(Beginning of Material for this task)
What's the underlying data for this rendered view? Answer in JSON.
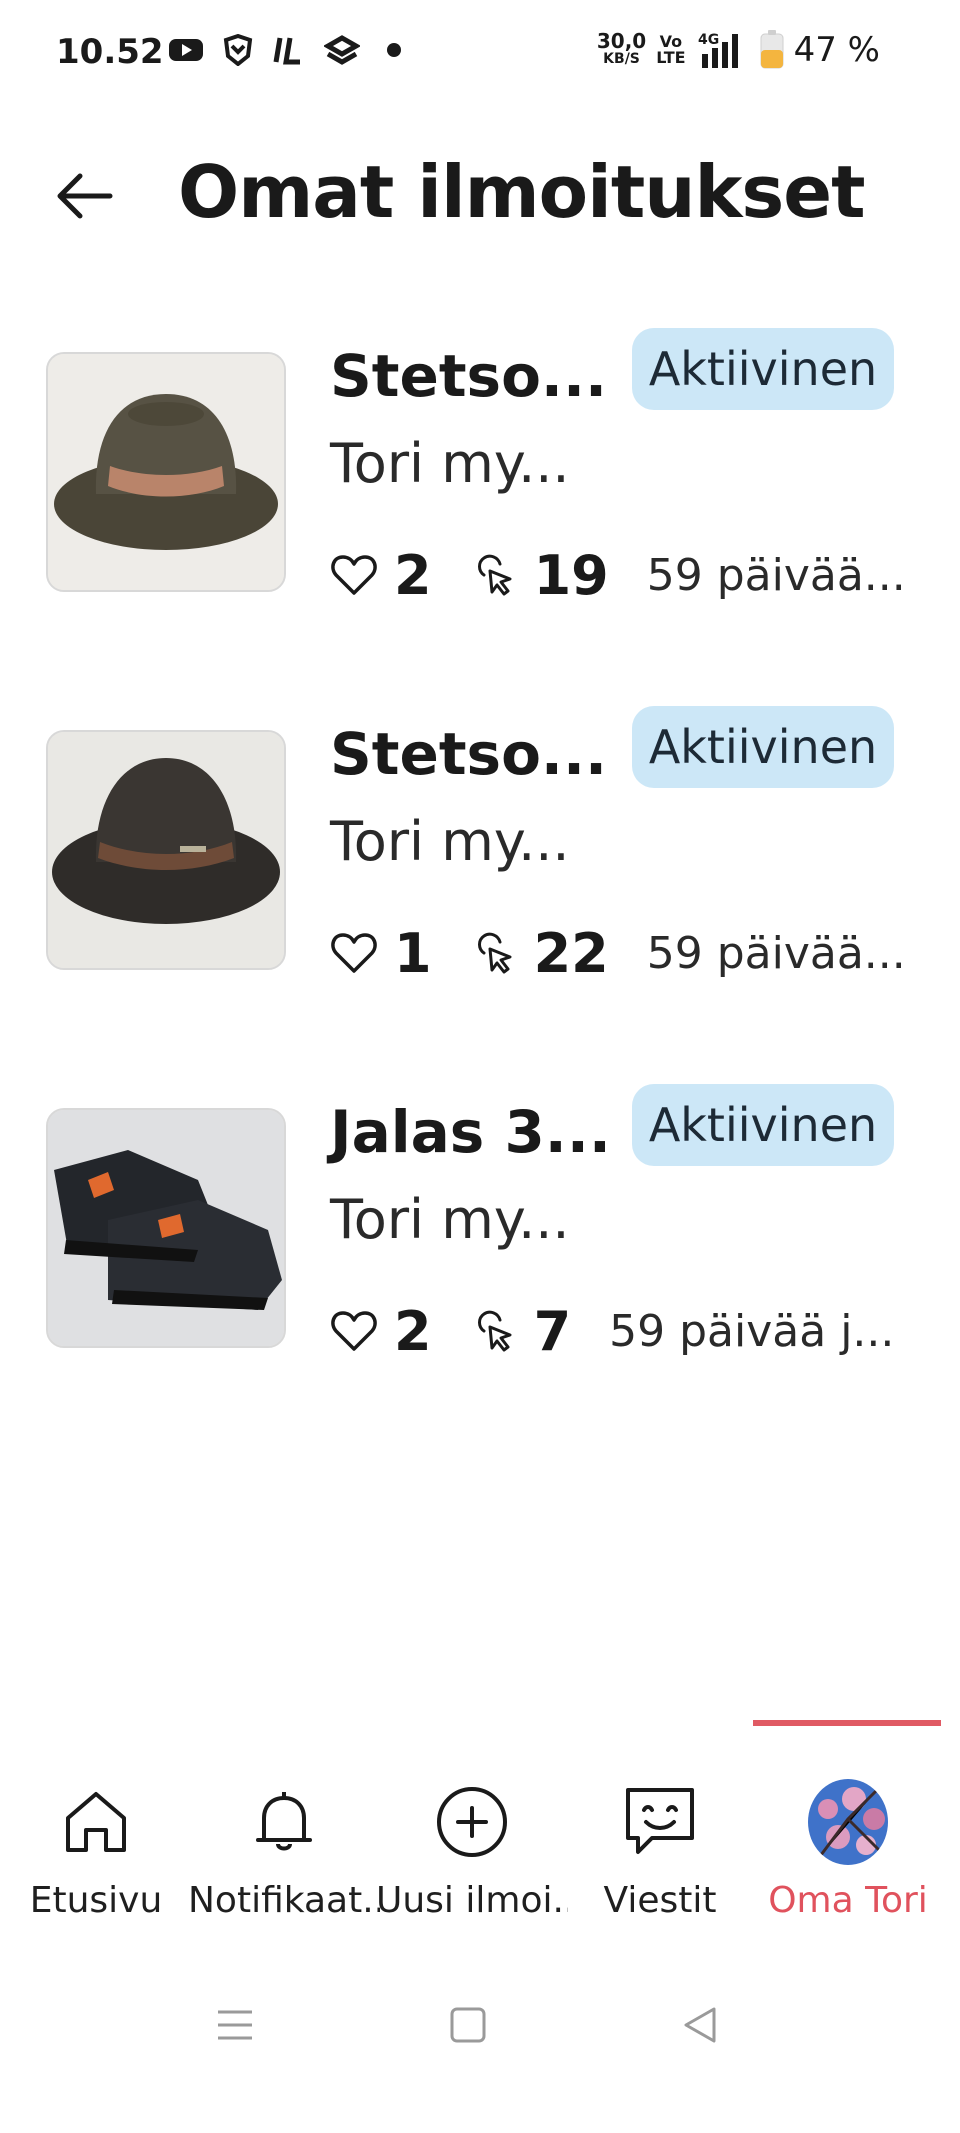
{
  "status_bar": {
    "time": "10.52",
    "net_speed": "30,0",
    "net_speed_unit": "KB/S",
    "volte_top": "Vo",
    "volte_bottom": "LTE",
    "network": "4G",
    "battery": "47 %"
  },
  "header": {
    "title": "Omat ilmoitukset",
    "back_icon": "arrow-left-icon"
  },
  "listings": [
    {
      "title": "Stetso...",
      "status": "Aktiivinen",
      "subtitle": "Tori my...",
      "likes": "2",
      "clicks": "19",
      "days": "59 päivää...",
      "image": "brown-hat-with-band"
    },
    {
      "title": "Stetso...",
      "status": "Aktiivinen",
      "subtitle": "Tori my...",
      "likes": "1",
      "clicks": "22",
      "days": "59 päivää...",
      "image": "dark-hat-with-band"
    },
    {
      "title": "Jalas 3...",
      "status": "Aktiivinen",
      "subtitle": "Tori my...",
      "likes": "2",
      "clicks": "7",
      "days": "59 päivää j...",
      "image": "black-safety-sandals"
    }
  ],
  "bottom_nav": {
    "items": [
      {
        "label": "Etusivu",
        "icon": "home-icon"
      },
      {
        "label": "Notifikaat...",
        "icon": "bell-icon"
      },
      {
        "label": "Uusi ilmoi...",
        "icon": "plus-circle-icon"
      },
      {
        "label": "Viestit",
        "icon": "chat-icon"
      },
      {
        "label": "Oma Tori",
        "icon": "avatar-icon"
      }
    ],
    "active_index": 4
  },
  "colors": {
    "accent": "#e0525d",
    "badge_bg": "#cce7f7"
  }
}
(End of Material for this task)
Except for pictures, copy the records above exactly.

_Answer space:_
What's the underlying data for this rendered view? Answer in JSON.
{
  "status_bar": {
    "time": "10.52",
    "net_speed": "30,0",
    "net_speed_unit": "KB/S",
    "volte_top": "Vo",
    "volte_bottom": "LTE",
    "network": "4G",
    "battery": "47 %"
  },
  "header": {
    "title": "Omat ilmoitukset",
    "back_icon": "arrow-left-icon"
  },
  "listings": [
    {
      "title": "Stetso...",
      "status": "Aktiivinen",
      "subtitle": "Tori my...",
      "likes": "2",
      "clicks": "19",
      "days": "59 päivää...",
      "image": "brown-hat-with-band"
    },
    {
      "title": "Stetso...",
      "status": "Aktiivinen",
      "subtitle": "Tori my...",
      "likes": "1",
      "clicks": "22",
      "days": "59 päivää...",
      "image": "dark-hat-with-band"
    },
    {
      "title": "Jalas 3...",
      "status": "Aktiivinen",
      "subtitle": "Tori my...",
      "likes": "2",
      "clicks": "7",
      "days": "59 päivää j...",
      "image": "black-safety-sandals"
    }
  ],
  "bottom_nav": {
    "items": [
      {
        "label": "Etusivu",
        "icon": "home-icon"
      },
      {
        "label": "Notifikaat...",
        "icon": "bell-icon"
      },
      {
        "label": "Uusi ilmoi...",
        "icon": "plus-circle-icon"
      },
      {
        "label": "Viestit",
        "icon": "chat-icon"
      },
      {
        "label": "Oma Tori",
        "icon": "avatar-icon"
      }
    ],
    "active_index": 4
  },
  "colors": {
    "accent": "#e0525d",
    "badge_bg": "#cce7f7"
  }
}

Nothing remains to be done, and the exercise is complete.